UPDATE 8/18/22 11:47 a.m.: Following a decision made by La. 3rd Circuit Court of Appeal ruling that he lived outside of city limits, Ville Platte Police Chief Neal Lartigue submitted an application to Louisiana Supreme Court’s to appeal the decision.
The Louisiana Supreme Court denied Lartigue’s application this morning. This ruling leaves Al Perry Thomas unopposed as Ville Platte’s Next Police Chief.
ORIGINAL 8/11/22: VILLE PLATTE, La. (KLFY) — Ville Platte Police Chief Neal Lartigue has been barred from running for re-election on the Nov. 8 ballot after the La. 3rd Circuit Court of Appeal ruled he lives outside the city limits.
The ruling, if upheld under further appeal, would install Al Perry Thomas as Ville Platte’s next police chief unopposed. Thomas was the one who brought the original suit against Lartigue. Thomas filed the original challenge on July 22 in the 13th Judicial District Court. The court originally ruled in favor of Lartigue.
Lartigue has declined to comment to News 10 on the matter directly other than to note he does plan to appeal today’s decision to the Louisiana Supreme Court.
You can read the 3rd Circuit’s opinion in its entirety at the bottom of this post.

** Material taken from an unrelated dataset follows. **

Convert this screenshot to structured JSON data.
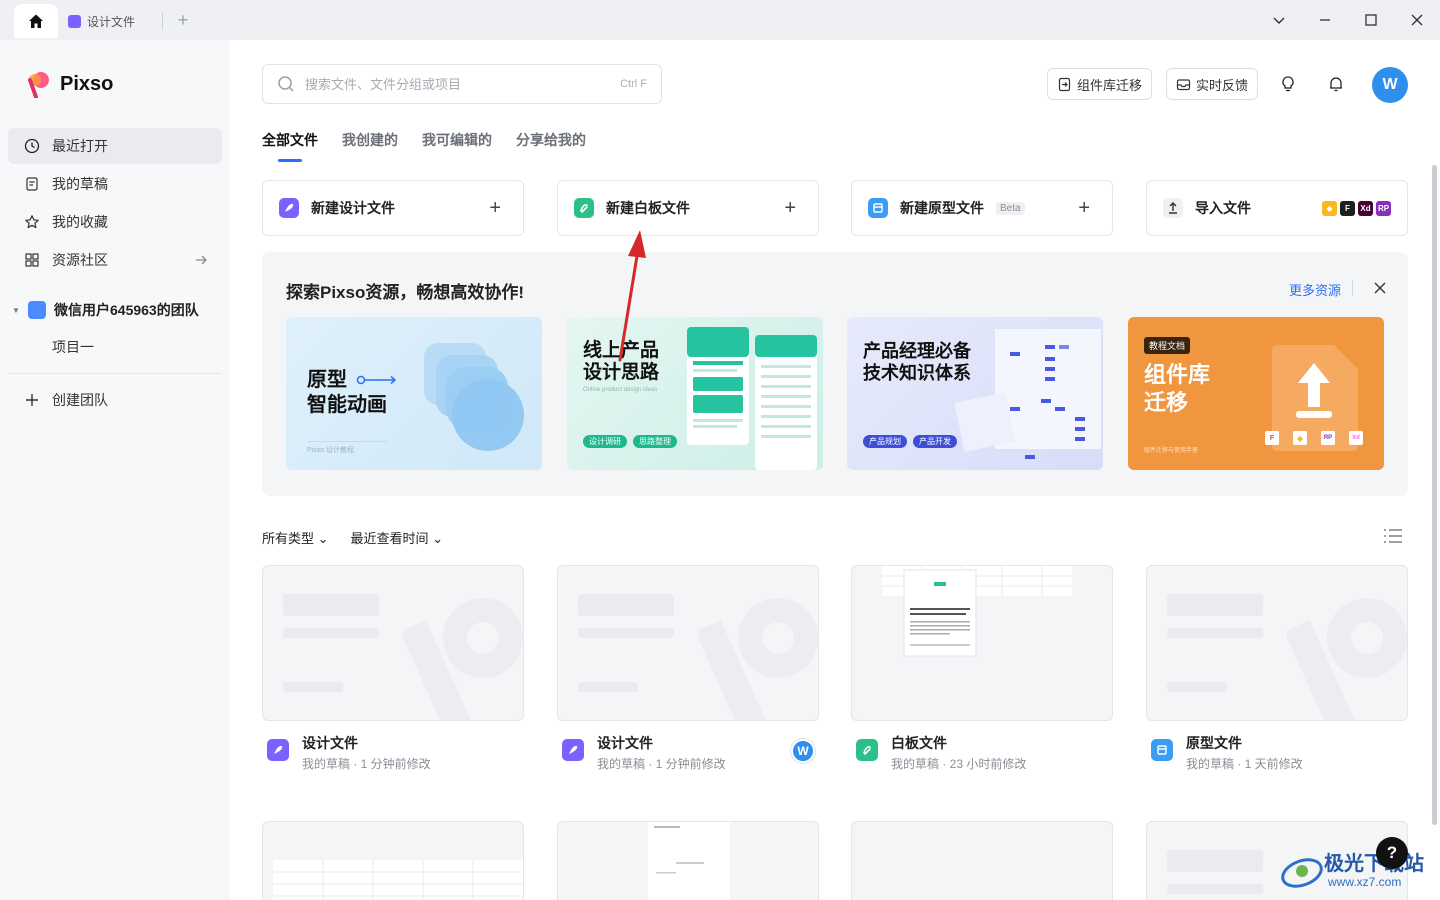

In qualifying documents as seen on the Louisiana Secretary of State’s website, both Thomas and Lartigue have a P.O. Box listed. Lartigue, however, has claimed his primary address as 801 N. Chataigner St. in Ville Platte. In actuality, the 3rd Circuit court ruled he is actually living at 1600 L’Anse De Cavalier Rd. — which is eight miles outside of city limits. Lartigue has been living there for at least a year, according to court documents, which would disqualify him for the election.
Thomas testified that he lives three blocks from the Chataignier St. address and has rental property within four blocks of it. Thomas said the house appeared unliveable with numerous broken windows and no signs that anyone has lived there in some time.
A legal secretary also testified that Lartigue has never owned the Chataigner St. property, and that the home was adjudicated to the police jury in a tax sale in Sept. 2020. The secretary also testified that property records show Lartigue has never owned property in the city limits of Ville Platte.
Ville Platte City Clerk Hilda Edwards also testified that while water was hooked up to the Chataigner St. home, there was actually no consumption of water at the address for the entire year preceding the qualification period for the police chief election.
“Photographs introduced into evidence depicting the current condition of the house at the Chataignier address are very telling,” stated the 3rd Circuit’s opinion. “Consistent with the testimony of Defendant’s ex-wife and other witnesses, the residence is in a dilapidated and unsanitary condition, with roaches running out of the inoperable refrigerator, rodent droppings throughout the residence, including on the bedsheets, multiple broken windows, and the house was in a general state of serious disrepair. The trial judge candidly acknowledged that he would not live in the house.”
Lartigue’s ex-wife testified that she and Lartigue had bought the L’Anse De Cavalier address in 2000. A complex arrangement due to their divorce proceedings gave her and Lartigue joint residence at the L’Anse De Cavalier address. The couple was allowed to switch residency in the home every 60 days or so with both being allowed to use the Chataignier St. address in the interim. Lartigue’s ex-wife testified that she found the Chataignier address unliveable.
“…[Y]ou can’t even walk into the kitchen cause there are boxes and all kinds of empty whiskey and wine bottles and the stove is filthy and the living room is covered with a film of dust, the ceiling has a crack in it, the bedroom, the bed had rat feces in it,” she stated. “I didn’t even go in the bathroom cause it was just horrible.”
The house was so dilapidated that Evangeline Parish Chief Deputy Tax Assessor Josh Fontenot testified that the parish dropped the assessed value of the home from $12,000 to $1,000 because of its condition.
While Lartigue brought in a pair of witnesses who claimed to have seen him at the Chataigner St. residence, the 3rd Circuit’s opinion stated Lartigue “offered scant evidence to rebut the compelling evidence offered by [Thomas]. His two witnesses provided little, if any, support for his assertions, and his own testimony is at best, equivocal.”